Contractors' Questions: Is a non-payment clause fair?
Contractor's Question: I have a new contract causing me concern over the terms of notice. It says my contract can be terminated with immediate effect, without any payment in lieu of notice if a) the client requires, for any reason, the termination of services provided by the company, and b) the client has failed to pay the agency invoice in relation to the services provided by the company.
It's my first contract so I'm inclined to accept. But I am worried that if the client doesn't pay the agent (within 90 days), I could have to give money back or even may end up working for the client for free. Is there an alternative clause I could suggest that might be fairer to me and acceptable to them? Some say I should just compensate for the risk by upping my rate.
Expert's Answer: It is not possible to advise on isolated clauses of a contract as, if the matter ever went to court, the court would look at the contract as a whole and not just at individual clauses.
However, it's important to understand that there is a difference between terminating the contract and paying what they owe you.
Terminating the contract simply means that it is brought to an end. If this were the case, then you should still be paid for your work up to the time it was terminated but not for anything after then.
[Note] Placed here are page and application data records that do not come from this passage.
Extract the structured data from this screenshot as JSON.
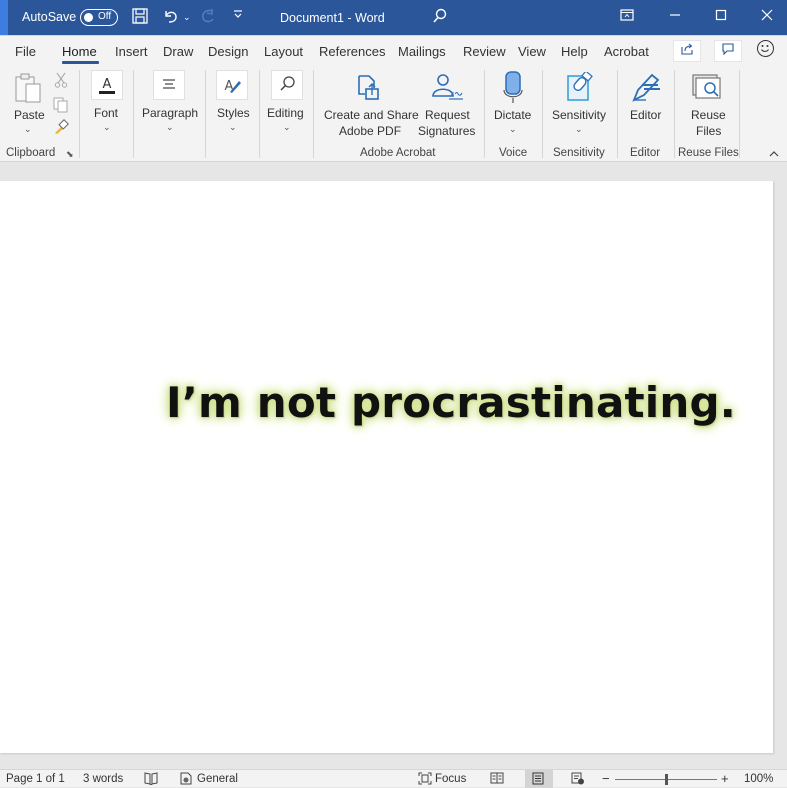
{
  "titlebar": {
    "autosave_label": "AutoSave",
    "autosave_state": "Off",
    "title": "Document1 - Word",
    "icons": [
      "save-icon",
      "undo-icon",
      "redo-icon",
      "customize-qat-icon",
      "search-icon",
      "ribbon-display-icon",
      "minimize-icon",
      "maximize-icon",
      "close-icon"
    ]
  },
  "tabs": {
    "items": [
      "File",
      "Home",
      "Insert",
      "Draw",
      "Design",
      "Layout",
      "References",
      "Mailings",
      "Review",
      "View",
      "Help",
      "Acrobat"
    ],
    "active": "Home"
  },
  "ribbon": {
    "clipboard": {
      "paste": "Paste",
      "group": "Clipboard"
    },
    "font": {
      "label": "Font"
    },
    "paragraph": {
      "label": "Paragraph"
    },
    "styles": {
      "label": "Styles"
    },
    "editing": {
      "label": "Editing"
    },
    "acrobat": {
      "create_line1": "Create and Share",
      "create_line2": "Adobe PDF",
      "request_line1": "Request",
      "request_line2": "Signatures",
      "group": "Adobe Acrobat"
    },
    "voice": {
      "dictate": "Dictate",
      "group": "Voice"
    },
    "sensitivity": {
      "label": "Sensitivity",
      "group": "Sensitivity"
    },
    "editor": {
      "label": "Editor",
      "group": "Editor"
    },
    "reuse": {
      "line1": "Reuse",
      "line2": "Files",
      "group": "Reuse Files"
    }
  },
  "document": {
    "text": "I’m not procrastinating."
  },
  "statusbar": {
    "page": "Page 1 of 1",
    "words": "3 words",
    "sensitivity": "General",
    "focus": "Focus",
    "zoom": "100%",
    "zoom_percent": 100
  },
  "colors": {
    "brand": "#2b579a",
    "text_glow": "#c9de7a"
  }
}
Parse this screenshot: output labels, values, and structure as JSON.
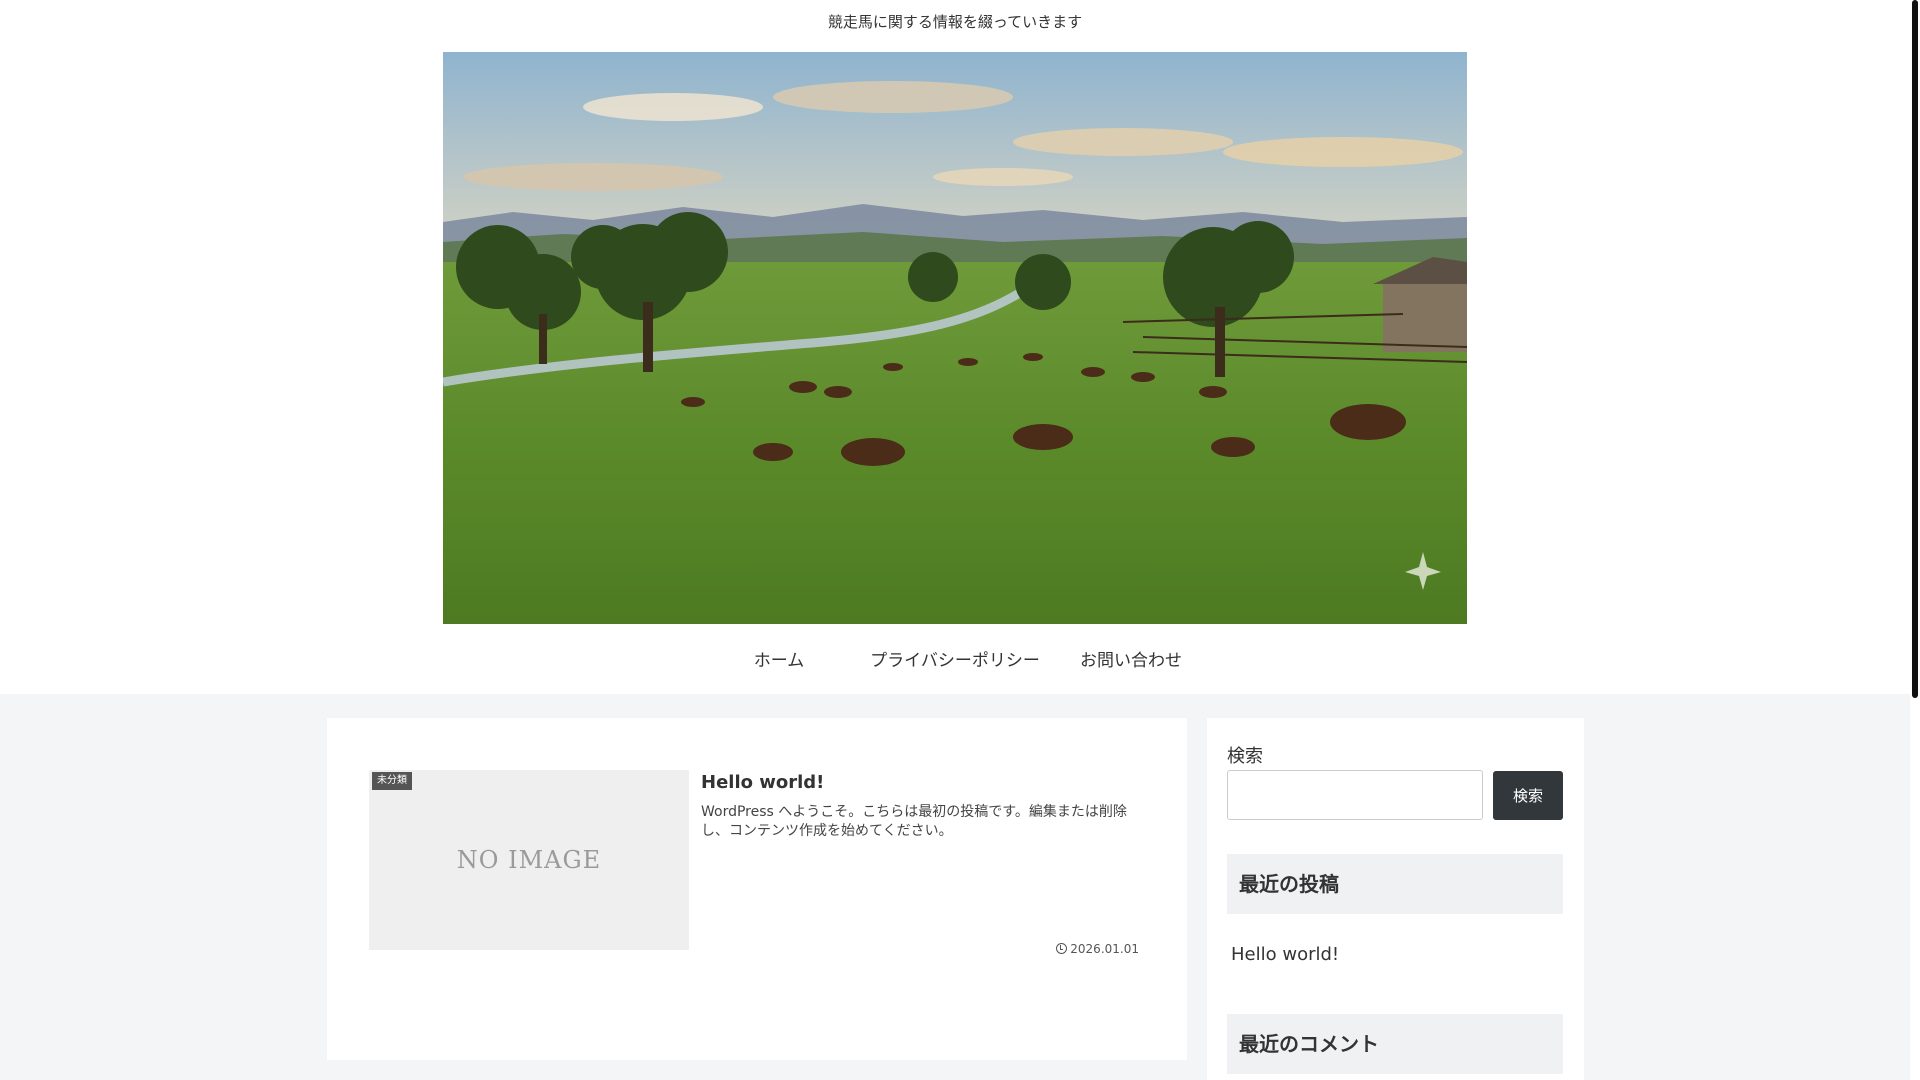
{
  "header": {
    "tagline": "競走馬に関する情報を綴っていきます"
  },
  "nav": {
    "items": [
      {
        "label": "ホーム"
      },
      {
        "label": "プライバシーポリシー"
      },
      {
        "label": "お問い合わせ"
      }
    ]
  },
  "main": {
    "posts": [
      {
        "category": "未分類",
        "thumbnail_text": "NO IMAGE",
        "title": "Hello world!",
        "snippet": "WordPress へようこそ。こちらは最初の投稿です。編集または削除し、コンテンツ作成を始めてください。",
        "date": "2026.01.01"
      }
    ]
  },
  "sidebar": {
    "search_label": "検索",
    "search_button": "検索",
    "search_value": "",
    "recent_posts_title": "最近の投稿",
    "recent_posts": [
      "Hello world!"
    ],
    "recent_comments_title": "最近のコメント"
  },
  "colors": {
    "page_bg": "#f4f5f7",
    "search_button_bg": "#32373c",
    "category_label_bg": "#555555"
  }
}
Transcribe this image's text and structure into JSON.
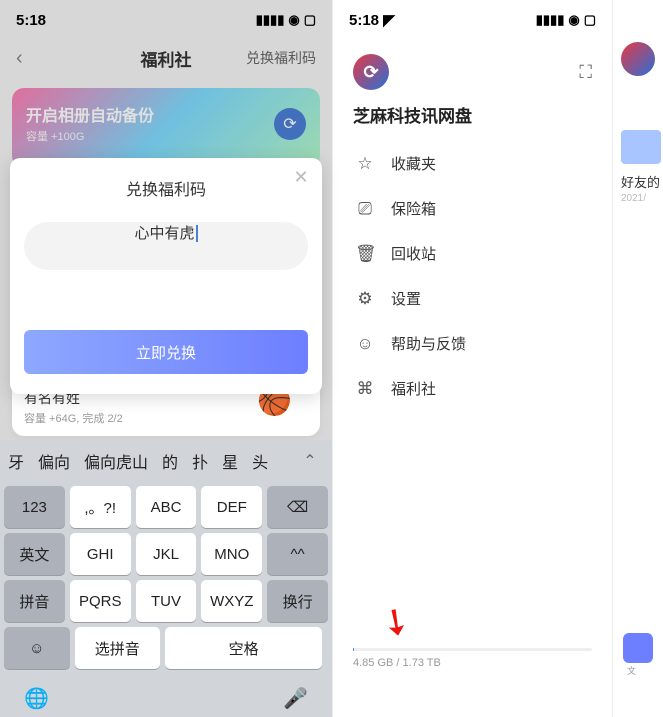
{
  "left": {
    "status_time": "5:18",
    "header_title": "福利社",
    "header_action": "兑换福利码",
    "banner_title": "开启相册自动备份",
    "banner_sub": "容量 +100G",
    "modal_title": "兑换福利码",
    "modal_input_value": "心中有虎",
    "modal_button": "立即兑换",
    "peek_title": "有名有姓",
    "peek_sub": "容量 +64G, 完成 2/2",
    "candidates": [
      "牙",
      "偏向",
      "偏向虎山",
      "的",
      "扑",
      "星",
      "头"
    ],
    "keys": {
      "r1": [
        "123",
        ",。?!",
        "ABC",
        "DEF"
      ],
      "r2": [
        "英文",
        "GHI",
        "JKL",
        "MNO"
      ],
      "r3": [
        "拼音",
        "PQRS",
        "TUV",
        "WXYZ"
      ],
      "emoji": "☺",
      "select": "选拼音",
      "space": "空格",
      "caret": "^^",
      "enter": "换行"
    }
  },
  "mid": {
    "status_time": "5:18",
    "app_title": "芝麻科技讯网盘",
    "menu": [
      {
        "icon": "☆",
        "label": "收藏夹"
      },
      {
        "icon": "⎚",
        "label": "保险箱"
      },
      {
        "icon": "🗑",
        "label": "回收站"
      },
      {
        "icon": "⚙",
        "label": "设置"
      },
      {
        "icon": "☺",
        "label": "帮助与反馈"
      },
      {
        "icon": "⌘",
        "label": "福利社"
      }
    ],
    "storage_text": "4.85 GB / 1.73 TB"
  },
  "right": {
    "folder_label": "好友的",
    "folder_date": "2021/",
    "bottom_label": "文"
  }
}
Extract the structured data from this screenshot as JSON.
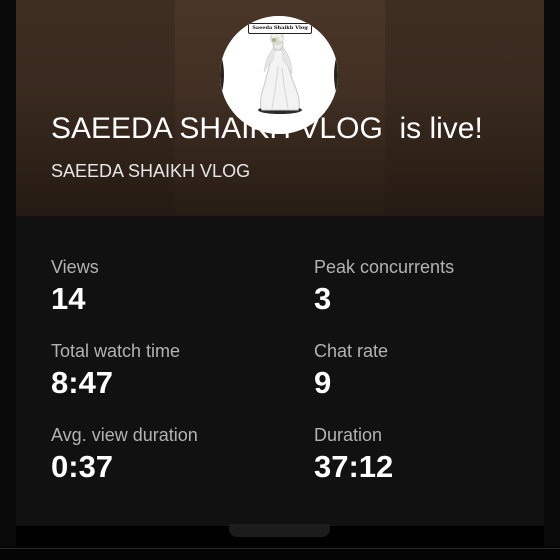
{
  "banner": {
    "avatar_caption": "Saeeda Shaikh Vlog",
    "live_title": "SAEEDA SHAIKH VLOG  is live!",
    "channel_name": "SAEEDA SHAIKH VLOG"
  },
  "stats": [
    {
      "label": "Views",
      "value": "14"
    },
    {
      "label": "Peak concurrents",
      "value": "3"
    },
    {
      "label": "Total watch time",
      "value": "8:47"
    },
    {
      "label": "Chat rate",
      "value": "9"
    },
    {
      "label": "Avg. view duration",
      "value": "0:37"
    },
    {
      "label": "Duration",
      "value": "37:12"
    }
  ],
  "colors": {
    "banner": "#3b2b20",
    "stats_background": "#111111",
    "label": "#b3b3b3",
    "value": "#ffffff"
  }
}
So, in the example you give, if the client is given 90 days to pay the agent and then doesn't pay, the agent can terminate your contract immediately. You should still be paid however for those 90 days unless, of course, there is something else in the contract that would prevent this.
As far as your final thought is concerned, from a commercial point of view, it is always important to charge a rate that properly reflects the risks you are incurring. In your circumstances, the central risk is that an immediate termination may mean you lose income until you can find another job.
The expert was Gary Cousins, a solicitor at legal advisors Cousins Business Law.